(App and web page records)

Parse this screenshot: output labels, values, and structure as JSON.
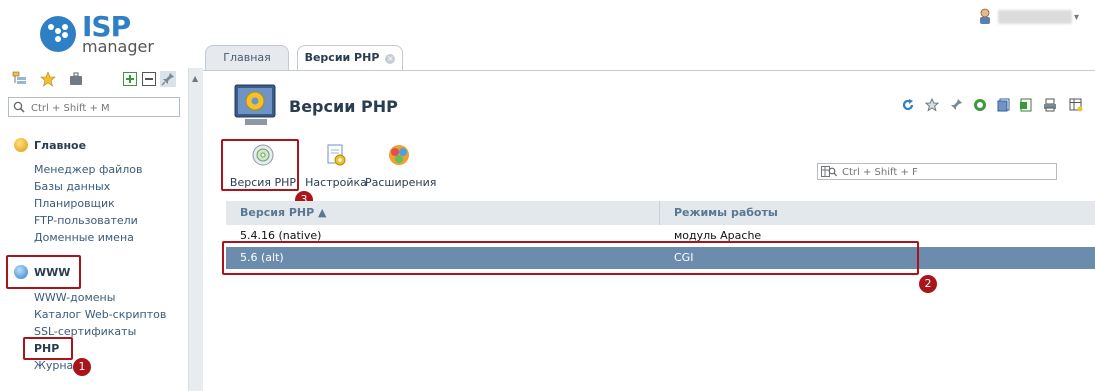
{
  "logo": {
    "line1": "ISP",
    "line2": "manager",
    "brand_color": "#2f7fc5"
  },
  "user": {
    "caret": "▾"
  },
  "sidebar": {
    "search_placeholder": "Ctrl + Shift + M",
    "sections": [
      {
        "title": "Главное",
        "items": [
          "Менеджер файлов",
          "Базы данных",
          "Планировщик",
          "FTP-пользователи",
          "Доменные имена"
        ]
      },
      {
        "title": "WWW",
        "items": [
          "WWW-домены",
          "Каталог Web-скриптов",
          "SSL-сертификаты",
          "PHP",
          "Журналы"
        ]
      }
    ]
  },
  "tabs": [
    {
      "label": "Главная",
      "active": false
    },
    {
      "label": "Версии PHP",
      "active": true,
      "close": "×"
    }
  ],
  "page": {
    "title": "Версии PHP"
  },
  "toolbar": {
    "buttons": [
      {
        "label": "Версия PHP",
        "icon": "cd-disc-icon"
      },
      {
        "label": "Настройка",
        "icon": "settings-icon"
      },
      {
        "label": "Расширения",
        "icon": "extensions-icon"
      }
    ],
    "filter_placeholder": "Ctrl + Shift + F"
  },
  "table": {
    "columns": [
      "Версия PHP ▲",
      "Режимы работы"
    ],
    "rows": [
      [
        "5.4.16 (native)",
        "модуль Apache"
      ],
      [
        "5.6 (alt)",
        "CGI"
      ]
    ],
    "selected_row": 1,
    "selected_color": "#6b8cad"
  },
  "annotations": [
    "1",
    "2",
    "3"
  ],
  "highlight_color": "#a8151a"
}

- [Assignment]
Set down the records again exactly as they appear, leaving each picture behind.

- [Solution]
Parse this screenshot: output labels, values, and structure as JSON.
{
  "logo": {
    "line1": "ISP",
    "line2": "manager",
    "brand_color": "#2f7fc5"
  },
  "user": {
    "caret": "▾"
  },
  "sidebar": {
    "search_placeholder": "Ctrl + Shift + M",
    "sections": [
      {
        "title": "Главное",
        "items": [
          "Менеджер файлов",
          "Базы данных",
          "Планировщик",
          "FTP-пользователи",
          "Доменные имена"
        ]
      },
      {
        "title": "WWW",
        "items": [
          "WWW-домены",
          "Каталог Web-скриптов",
          "SSL-сертификаты",
          "PHP",
          "Журналы"
        ]
      }
    ]
  },
  "tabs": [
    {
      "label": "Главная",
      "active": false
    },
    {
      "label": "Версии PHP",
      "active": true,
      "close": "×"
    }
  ],
  "page": {
    "title": "Версии PHP"
  },
  "toolbar": {
    "buttons": [
      {
        "label": "Версия PHP",
        "icon": "cd-disc-icon"
      },
      {
        "label": "Настройка",
        "icon": "settings-icon"
      },
      {
        "label": "Расширения",
        "icon": "extensions-icon"
      }
    ],
    "filter_placeholder": "Ctrl + Shift + F"
  },
  "table": {
    "columns": [
      "Версия PHP ▲",
      "Режимы работы"
    ],
    "rows": [
      [
        "5.4.16 (native)",
        "модуль Apache"
      ],
      [
        "5.6 (alt)",
        "CGI"
      ]
    ],
    "selected_row": 1,
    "selected_color": "#6b8cad"
  },
  "annotations": [
    "1",
    "2",
    "3"
  ],
  "highlight_color": "#a8151a"
}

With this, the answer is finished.